A TUNNEL under Ruislip nearly two miles long was one of the alternative high-speed rail options rejected by the government because it would have been too expensive.
Instead, and as previously feared, the High Speed Two (HS2) trains will speed past homes north of the existing Chiltern line at 155mph, on a series of new bridges and embankments up to 26metres wide.
The announcement shortly before Christmas by Conservative transport secretary Phillip Hammond has been met by a mixture of anger and fear from those whose homes are at risk.
Martin Fenner lives in Lawn Close in Ruislip just a few metres from the existing line and is facing the prospect of his home being demolished.
The 40-year-old told the Gazette: "It would cut the community in half, the disruption would be unbelievable.
"We were planning to move and now we won't be able to, we are stuck in limbo. The problem is you have to through this complicated process to prove that your house has been blighted."
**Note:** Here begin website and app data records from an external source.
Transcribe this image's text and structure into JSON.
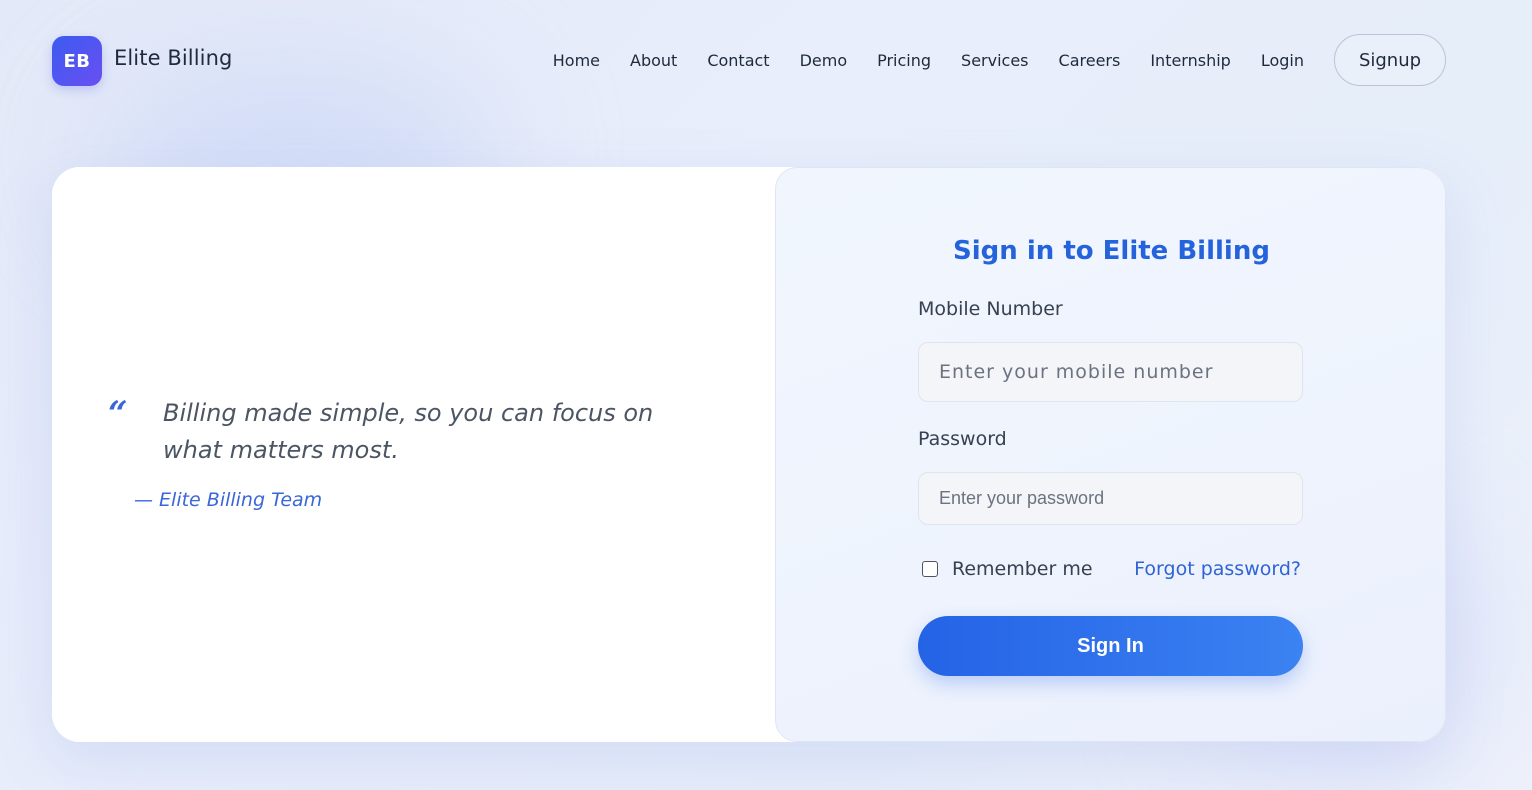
{
  "header": {
    "logo_badge": "EB",
    "brand_name": "Elite Billing",
    "nav": [
      {
        "label": "Home"
      },
      {
        "label": "About"
      },
      {
        "label": "Contact"
      },
      {
        "label": "Demo"
      },
      {
        "label": "Pricing"
      },
      {
        "label": "Services"
      },
      {
        "label": "Careers"
      },
      {
        "label": "Internship"
      },
      {
        "label": "Login"
      }
    ],
    "signup_label": "Signup"
  },
  "quote": {
    "mark": "“",
    "text": "Billing made simple, so you can focus on what matters most.",
    "author": "— Elite Billing Team"
  },
  "form": {
    "title": "Sign in to Elite Billing",
    "mobile_label": "Mobile Number",
    "mobile_placeholder": "Enter your mobile number",
    "password_label": "Password",
    "password_placeholder": "Enter your password",
    "remember_label": "Remember me",
    "remember_checked": false,
    "forgot_label": "Forgot password?",
    "submit_label": "Sign In"
  },
  "colors": {
    "accent": "#2563dc",
    "logo_gradient_start": "#3b5bf0",
    "logo_gradient_end": "#6a4ff2"
  }
}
Sam Cronin, from Roundways, also lives by the Chiltern line and could be forced out of her home.
She said: "I think it is pointless, it is not stopping anywhere, just going straight to Birmingham.
"The only people who will use it will be business people."
Documents made public for the first time last week show that HS2 Ltd, the company set up by government to design and construct a new high-speed line, had in November presented the option of tunnelling under Ruislip.
However, the Department for Transport ( DfT ) rejected the idea. HS2 Ltd had reported: "The tunnel option would reduce visual and noise impacts and virtually eliminate any interface between HS2 and the Chiltern Lines.
"It would descend in retained cutting about half a mile before Northolt junction. It would enter into 2,800metre-long twin bore tunnels passing immediately beneath the Chiltern lines."
While the tunnel option would have cost an additional £350 million more than the revised surface route the government has instead chosen, it would have been 'a major mitigation opportunity'.
"Adverse noise effects could be avoided at approximately 400 dwellings as a result and land take would be reduced from residential and commercial properties," HS2 submitted.
The news is cold comfort for residents of Bridgewater Road, Roundways, Almond Close, Lawn Close, Bell Close, Herlwyn Avenue and Blenheim Crescent who face a tough task fighting the proposals and saving their homes from demolition.
But Rita Greenwood, of Almond Close, vowed: "I won't stand for it, we will fight it."